Building the Hand
The hand itself could be any design you want, but in my case I used vinyl tubing and cardboard, which cost me around $10.
The tubing usually comes in a coil, so to get it prepared, stick a dowel rod in it, then heat it up with a heat gun or blow dryer to soften it. Then let it cool over the rod. When you take it back out, the tubing will naturally want to be straight.
After that, cut pieces of tubing about the lengths of your fingers, plus another inch or two for mounting to the hand.
Mark 'V' shaped notches at the joints of the finger-tube, then cut those out with a utility knife.
Do this for all 5 fingers and each joint of each finger.
Next, cut out a palm-shaped piece of cardboard to mount your fingers. I glued two pieces of cardboard together to make it a little more rigid.
You can mount the fingers by simply running screws through the base of the tubing into the cardboard hand (wood screws hold pretty well in cardboard).
Next, drill small holes in the front tips of each finger, then tie some thread or fishing line around it. Run the line through the topmost joint in the finger, and fish it out the bottom of the tube. When pulled, the line should make the finger curl.
After that, figure out placement for your servos on the cardboard palm and/or wrist. Make sure they aren't so close together that they will bump each other when turning. Trace their positions onto the carboard, then cut holes to mount them.
Once all servos are mounted, tie the other end of each piece of thread to the corresponding servo attachment so that when the servo is fully rotated, it will curl the finger in as much possible.
Stick a breadboard with an Arduino at the other end, and the physical build is pretty much done.
Wire it up according to the Schematic.
There are 2 main pieces of software - the Arduino code and the PC app.
At this stage, you can go ahead and download the LeapHand.ino file from the repository, and the data.zip folder. Place these in the same folder and extract data.zip. **It must be extracted in the same folder as the.ino!
Add the contents of the "libraries" folder to your Arduino libraries folder.
Configure your Arduino IDE to work with the ESP8266, and install the ESP8266 Sketch Data Upload tool in your IDE. This is used to upload data files to the microcontroller.
Connect the microcontroller to your PC, then go ahead and run the Sketch Data Upload tool, and then build and upload the code.

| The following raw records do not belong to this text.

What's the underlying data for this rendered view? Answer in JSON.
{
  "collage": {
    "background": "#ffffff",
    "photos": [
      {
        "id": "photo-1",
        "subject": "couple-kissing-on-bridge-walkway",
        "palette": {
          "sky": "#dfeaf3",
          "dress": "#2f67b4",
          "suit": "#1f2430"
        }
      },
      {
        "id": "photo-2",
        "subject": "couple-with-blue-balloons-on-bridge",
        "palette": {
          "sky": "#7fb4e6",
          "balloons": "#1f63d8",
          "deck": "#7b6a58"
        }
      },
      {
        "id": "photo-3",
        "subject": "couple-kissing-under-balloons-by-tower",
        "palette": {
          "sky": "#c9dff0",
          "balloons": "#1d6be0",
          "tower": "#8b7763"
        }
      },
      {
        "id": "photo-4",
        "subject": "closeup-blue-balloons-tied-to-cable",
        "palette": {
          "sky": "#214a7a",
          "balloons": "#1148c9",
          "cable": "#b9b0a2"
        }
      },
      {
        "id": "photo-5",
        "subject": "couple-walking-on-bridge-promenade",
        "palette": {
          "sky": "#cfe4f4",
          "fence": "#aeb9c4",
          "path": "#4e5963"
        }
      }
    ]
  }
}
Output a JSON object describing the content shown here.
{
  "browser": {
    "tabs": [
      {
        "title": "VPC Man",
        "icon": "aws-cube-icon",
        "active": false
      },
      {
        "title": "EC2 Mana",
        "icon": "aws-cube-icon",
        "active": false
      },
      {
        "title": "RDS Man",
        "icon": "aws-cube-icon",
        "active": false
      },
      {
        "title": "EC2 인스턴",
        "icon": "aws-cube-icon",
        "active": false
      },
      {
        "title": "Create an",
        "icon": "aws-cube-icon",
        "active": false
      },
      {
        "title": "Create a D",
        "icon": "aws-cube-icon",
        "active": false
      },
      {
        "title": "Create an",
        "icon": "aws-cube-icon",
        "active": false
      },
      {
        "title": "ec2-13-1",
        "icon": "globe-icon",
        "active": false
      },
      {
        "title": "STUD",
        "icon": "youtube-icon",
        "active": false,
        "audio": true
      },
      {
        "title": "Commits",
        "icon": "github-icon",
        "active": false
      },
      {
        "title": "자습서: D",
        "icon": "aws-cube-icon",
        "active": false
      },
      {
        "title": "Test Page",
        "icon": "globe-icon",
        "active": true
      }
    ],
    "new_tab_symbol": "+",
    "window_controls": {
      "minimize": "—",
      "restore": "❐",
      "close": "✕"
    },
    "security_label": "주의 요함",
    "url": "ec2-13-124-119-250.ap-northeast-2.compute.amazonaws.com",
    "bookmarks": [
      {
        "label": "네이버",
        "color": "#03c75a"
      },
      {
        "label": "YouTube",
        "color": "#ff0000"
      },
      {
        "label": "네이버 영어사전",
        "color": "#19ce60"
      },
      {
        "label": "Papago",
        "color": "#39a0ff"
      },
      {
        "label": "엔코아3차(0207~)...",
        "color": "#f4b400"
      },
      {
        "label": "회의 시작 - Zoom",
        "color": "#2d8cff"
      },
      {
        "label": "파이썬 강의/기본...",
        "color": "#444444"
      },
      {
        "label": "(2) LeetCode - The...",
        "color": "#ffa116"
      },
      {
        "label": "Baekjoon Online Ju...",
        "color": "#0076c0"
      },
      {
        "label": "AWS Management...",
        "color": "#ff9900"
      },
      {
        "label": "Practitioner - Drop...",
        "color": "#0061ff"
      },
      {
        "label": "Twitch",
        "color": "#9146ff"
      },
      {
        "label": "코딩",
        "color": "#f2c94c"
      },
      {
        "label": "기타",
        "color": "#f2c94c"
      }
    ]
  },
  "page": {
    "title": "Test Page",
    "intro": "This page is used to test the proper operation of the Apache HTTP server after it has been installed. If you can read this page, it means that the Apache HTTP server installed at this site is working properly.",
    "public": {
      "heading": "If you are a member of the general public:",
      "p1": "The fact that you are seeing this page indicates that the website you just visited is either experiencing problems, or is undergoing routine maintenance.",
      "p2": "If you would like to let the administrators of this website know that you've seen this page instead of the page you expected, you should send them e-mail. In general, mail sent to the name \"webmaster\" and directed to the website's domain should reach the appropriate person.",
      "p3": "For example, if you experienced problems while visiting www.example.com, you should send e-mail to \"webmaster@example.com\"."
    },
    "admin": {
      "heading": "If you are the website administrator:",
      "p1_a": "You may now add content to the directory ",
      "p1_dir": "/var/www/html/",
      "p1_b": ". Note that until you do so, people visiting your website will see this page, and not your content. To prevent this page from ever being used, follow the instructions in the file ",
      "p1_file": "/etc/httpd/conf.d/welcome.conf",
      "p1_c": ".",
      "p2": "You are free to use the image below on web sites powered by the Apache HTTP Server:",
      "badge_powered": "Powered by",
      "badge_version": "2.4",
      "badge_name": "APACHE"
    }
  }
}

That's it for the Arduino.
Next, you'll need to install the Leap Motion SDK by following the instructions on the Leap Motion website. Then download the Unity Packages for it.
Create a new Unity project (make sure to use Unity 2020.1.5 or later). Import the Core package from the Leap Motion download into the project. Then import the LeapAnimatronicHand package from the repository in the same project.
Run the RobotHand scene to make sure your hands are tracking properly. Switch over to the Calibration scene, run it, and follow the on-screen prompts.
Now, see which Port your Arduino is connected to.
Then find the "Serial" object in the Unity scene and replace the Port Name with the one your Arduino is using.
That should do it. You can now run the whole project.
Start up the Arduino first, then start running the RobotHand scene. If you select Live mode, you should see that the robotic hand now tracks your right hand (note: left hand tracking not supported).
You can record animations by either clicking the big red button or by pressing the 'R' key. Animations will overwrite whatever is currently stored in the selected File on the righthand side of the screen.
Press 'R' again to stop recording. If you switch over to Playback at this point, your animation should play.
You can record up to 5 animations. Whichever File is selected while in Playback mode will play.
That's about it. Have fun!
Below is a video showing the whole build process and demonstration:
Schematics, diagrams and documents
I like to make stuff and make videos about it.
Leave your feedback...